Parent, Teacher, Author
Natalie Portman won the Best Actress Academy Award for her portrayal in The Black Swan of a ballerina pursuing perfection to an unhealthy end. In this article by Dr. Michelle Borba, she talks about what she calls “Little Black Swan Syndrome.” Dr. Borba claims that the increasing pressures on young girls and women to achieve perfection is leading to high levels of mental health issues and behavioral problems. In my study of perfectionism, I’ve found that research supports that perfectionism can be a healthy motivator for achievement, but often times leads to depression. In fact, in a study that I conducted with my colleague, Dr. Mary Christopher, we found that highly able and gifted children and early adolescents who felt that their parents forced perfectionism on them tended to be more depressed.
But how do we know, as parents, when we’re forcing perfectionism on our child versus encouraging them to do their best? I would say that, from a mental health perspective, it’s when your child feels that they are trying to attain perfection in order to please you rather than themselves. There are some incredibly talented and highly driven kids out there, and they may be seeking high levels of achievement for themselves. In fact, there is a scale that measures whether perfectionism is driven by a desire to achieve an internal goal or reach goals that the child feels is being pushed by others. You could get someone to help you access that scale (The Child and Adolescent Perfectionism Scale). Or, pay attention to things like this:
1. Are you more excited about your child’s achievement then they are?
2. Who’s driving the pursuit of a certain goal, you or your child? If you’re the one with all the enthusiasm and your child is lagging, making excuses, even crying about pursuing a goal, it may be time to take a step back and ask yourself if this is for them or for you.

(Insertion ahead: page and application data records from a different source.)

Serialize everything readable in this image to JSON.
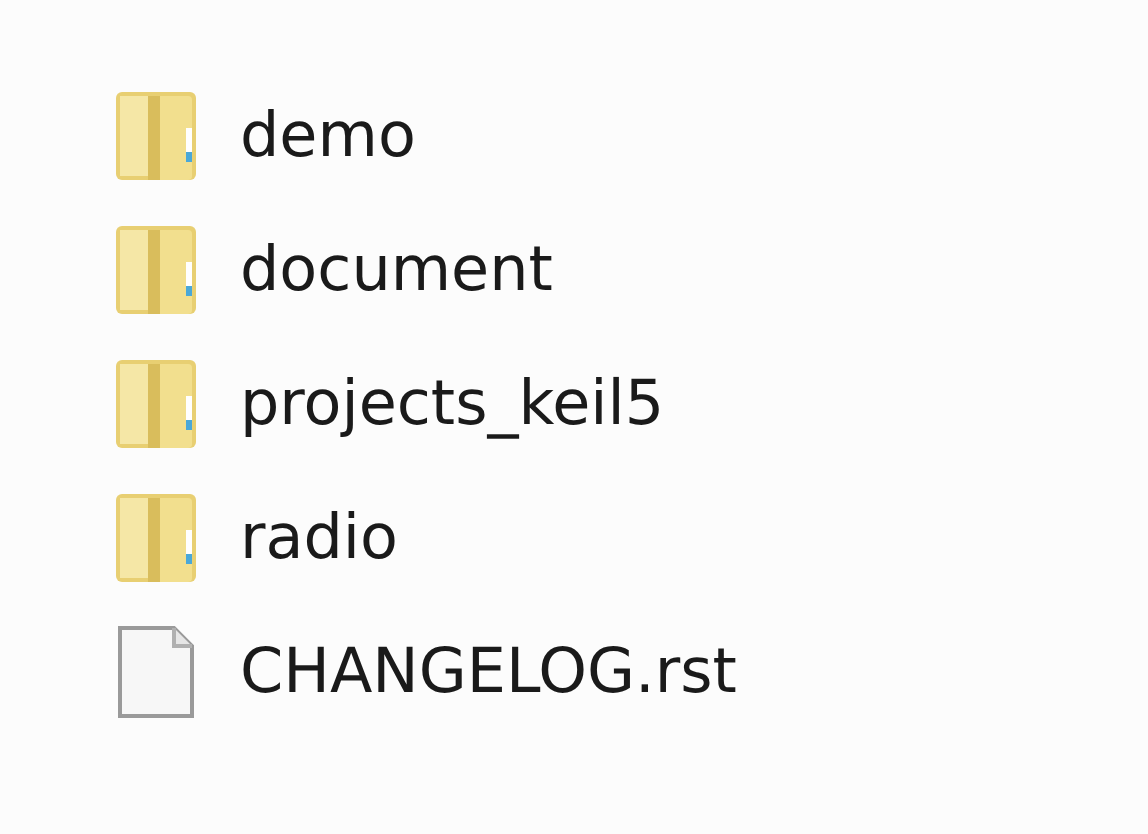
{
  "files": [
    {
      "name": "demo",
      "kind": "folder"
    },
    {
      "name": "document",
      "kind": "folder"
    },
    {
      "name": "projects_keil5",
      "kind": "folder"
    },
    {
      "name": "radio",
      "kind": "folder"
    },
    {
      "name": "CHANGELOG.rst",
      "kind": "file"
    }
  ]
}
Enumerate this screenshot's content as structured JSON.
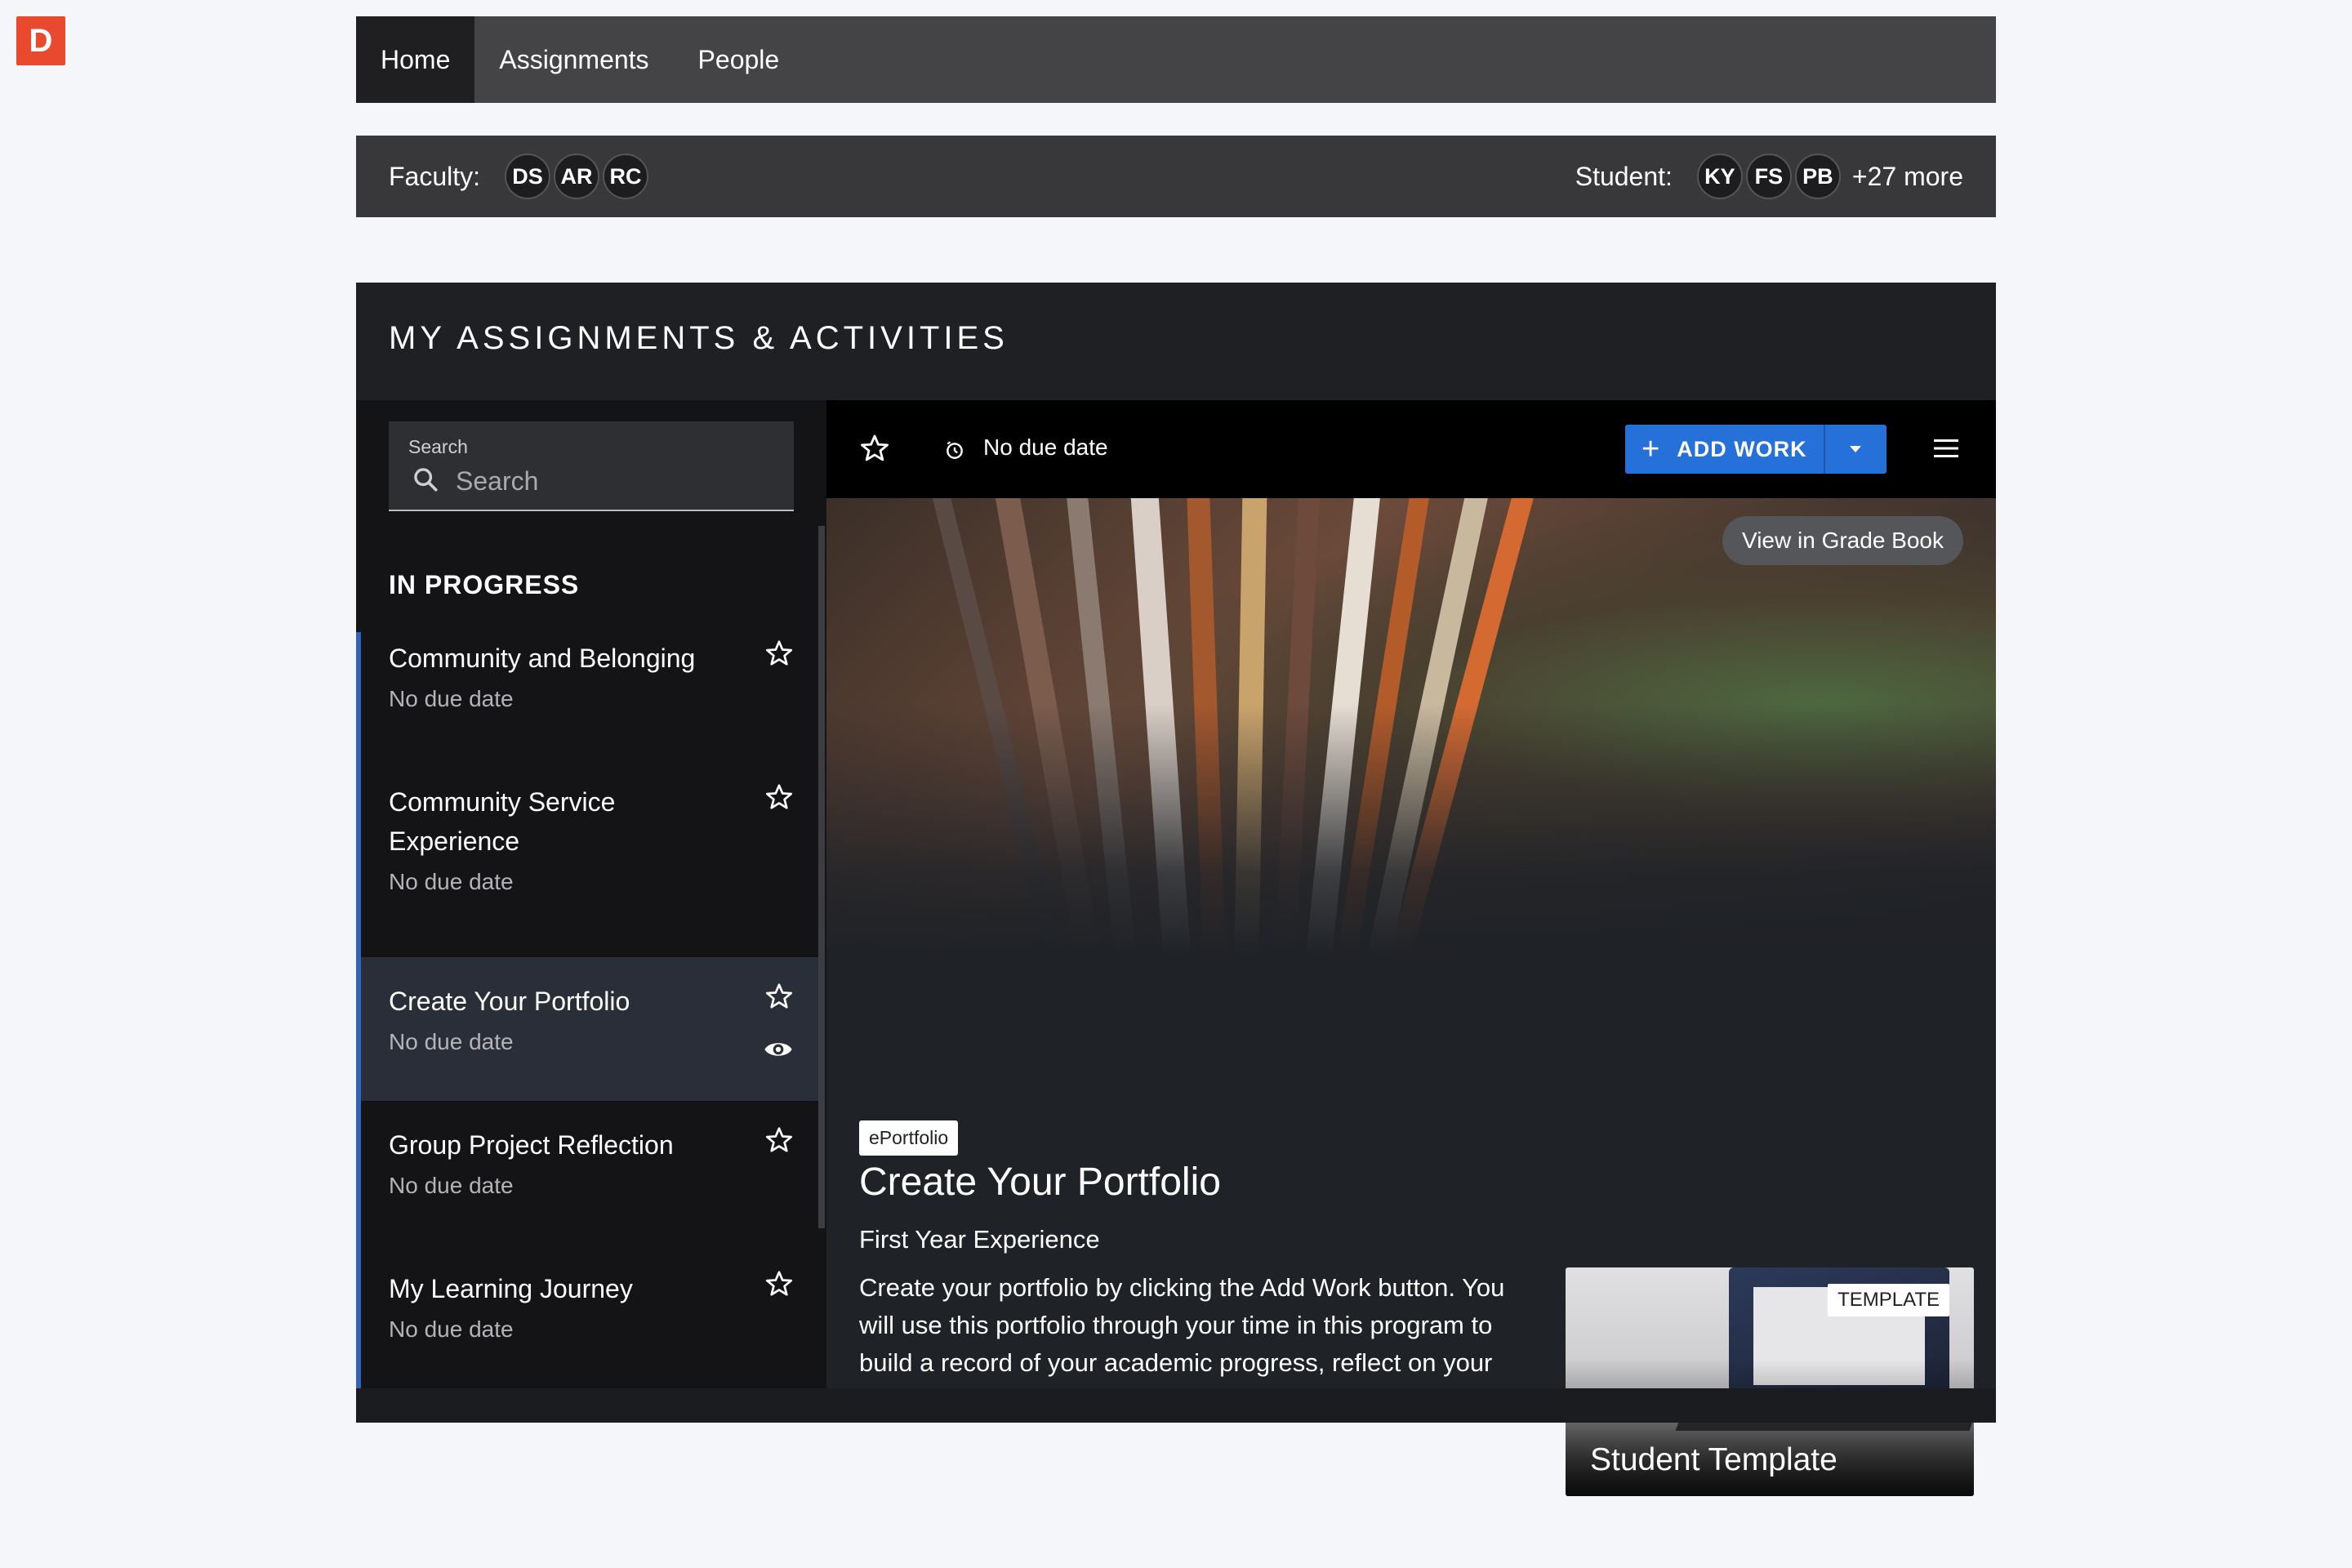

3. Remember that everybody has off days. I remember when I was pursuing my PhD, there were days when I wanted to quit, when I felt like I would never get there. But, then I’d bounce back. Your child is going to have the same kinds of moments. But when the “I hate this” moments are heavily out-weighing the “I love this” moments, it may be time to talk with your child about what they want.

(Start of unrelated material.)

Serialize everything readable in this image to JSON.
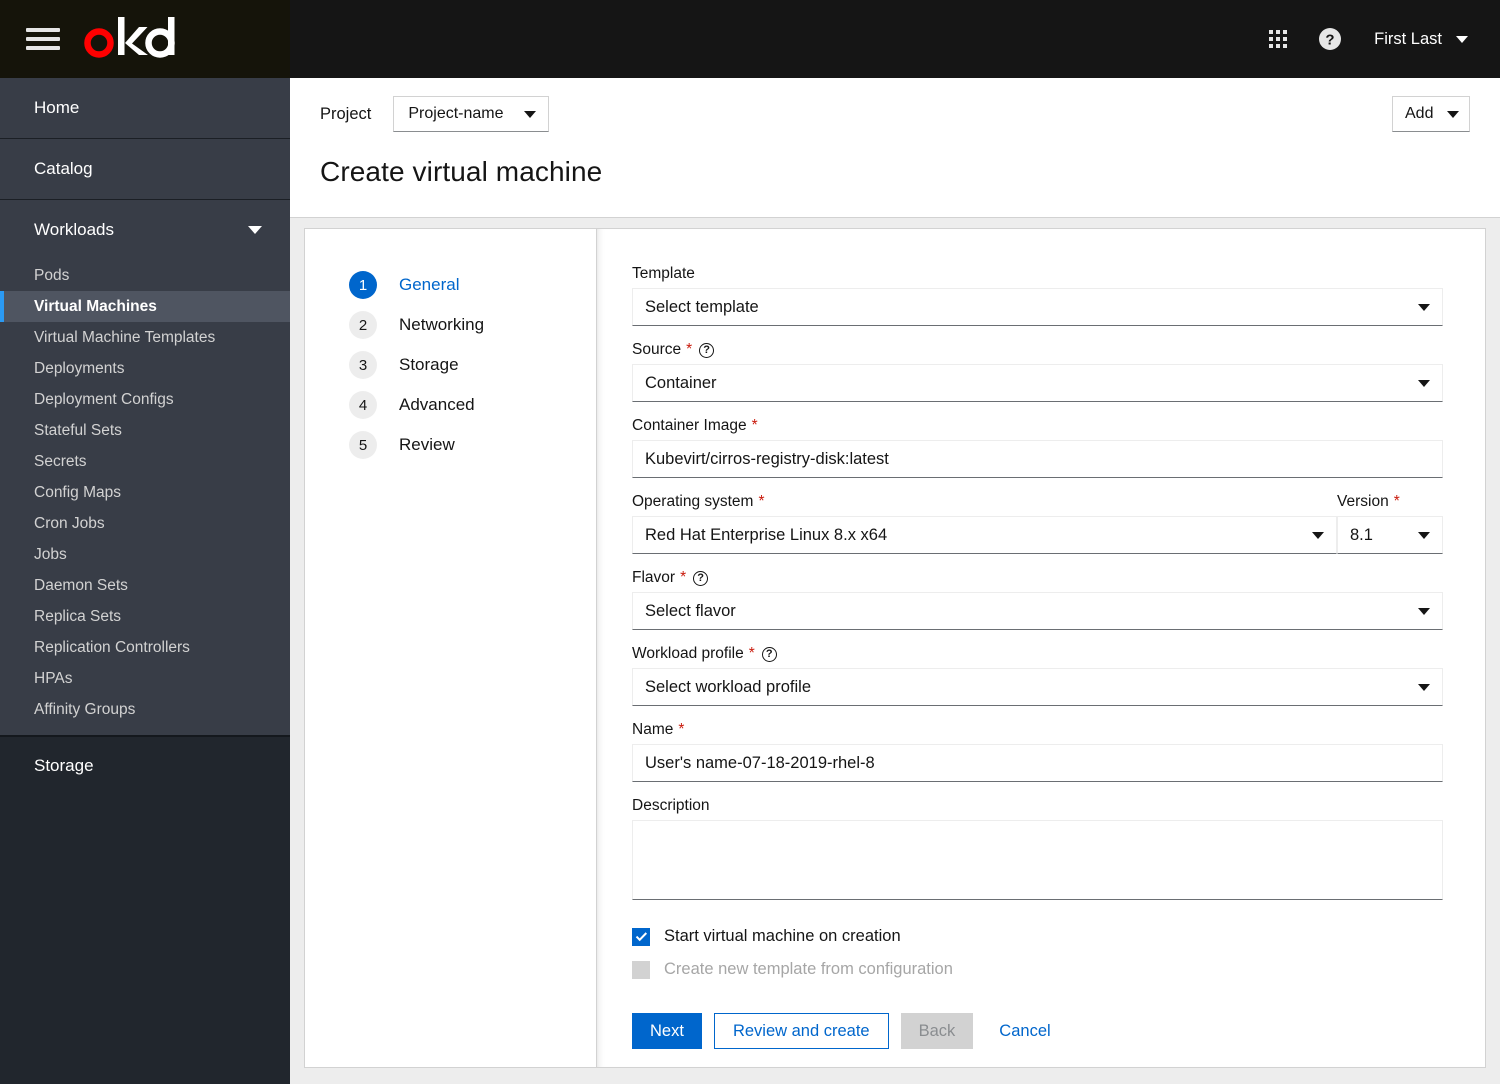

So, what do we do? Many of us have ambitions for our children, and want them to have opportunities that we didn’t. We long to see their gifts recognized. These are all good things.

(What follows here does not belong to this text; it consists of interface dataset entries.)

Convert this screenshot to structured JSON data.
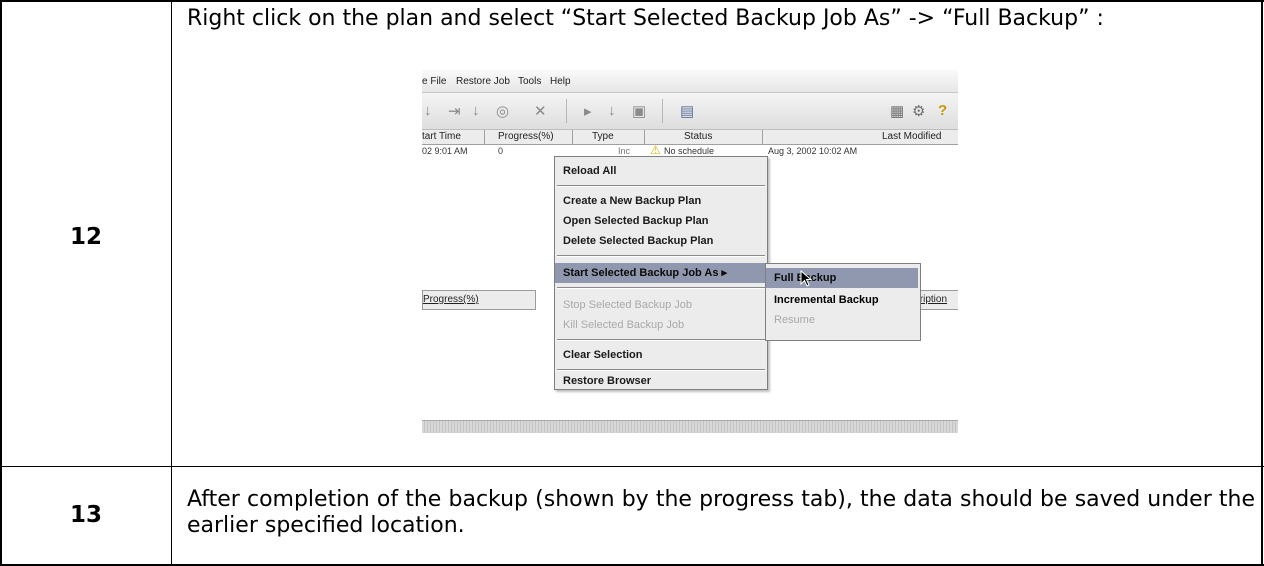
{
  "rows": [
    {
      "step": "12",
      "instruction": "Right click on the plan and select “Start Selected Backup Job As” -> “Full Backup” :"
    },
    {
      "step": "13",
      "instruction": "After completion of the backup (shown by the progress tab), the data should be saved under the earlier specified location."
    }
  ],
  "screenshot": {
    "menubar": [
      "e File",
      "Restore Job",
      "Tools",
      "Help"
    ],
    "columns": [
      "tart Time",
      "Progress(%)",
      "Type",
      "Status",
      "Last Modified"
    ],
    "row": {
      "start_time": "02 9:01 AM",
      "progress": "0",
      "type": "Inc",
      "status": "No schedule",
      "last_modified": "Aug 3, 2002 10:02 AM"
    },
    "bottom_columns": [
      "Progress(%)",
      "Description"
    ],
    "context_menu": {
      "reload_all": "Reload All",
      "create_plan": "Create a New Backup Plan",
      "open_plan": "Open Selected Backup Plan",
      "delete_plan": "Delete Selected Backup Plan",
      "start_as": "Start Selected Backup Job As ▸",
      "stop_job": "Stop Selected Backup Job",
      "kill_job": "Kill Selected Backup Job",
      "clear_selection": "Clear Selection",
      "restore_browser": "Restore Browser"
    },
    "submenu": {
      "full_backup": "Full Backup",
      "incremental_backup": "Incremental Backup",
      "resume": "Resume"
    },
    "highlight_color": "#8f98ae",
    "warning_color": "#f2c200"
  }
}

But here’s what I’d like you to remember, you are raising human beings, first and foremost. I do not agree with the Tiger Mother approach. My first goal for my children is for them to grow up to be people:
1. Who make the world a better place
2. Who know how to build and maintain authentic relationships
3. Who can assert themselves effectively to achieve their goals
If they become world-class dancers, pianists, soccer players, mathematicians, or whatever else, then well done. But if they achieve high acclaim for their accomplishments but don’t believe in themselves or know how to have authentic relationships, then I will feel as if I have failed. Those are the things that get my claws out. I’ll push them to struggle with friendships instead of giving up while also understanding that some relationships aren’t healthy, to stand up for themselves, to speak up when they need to do so. I want them to be world changers, not black swans.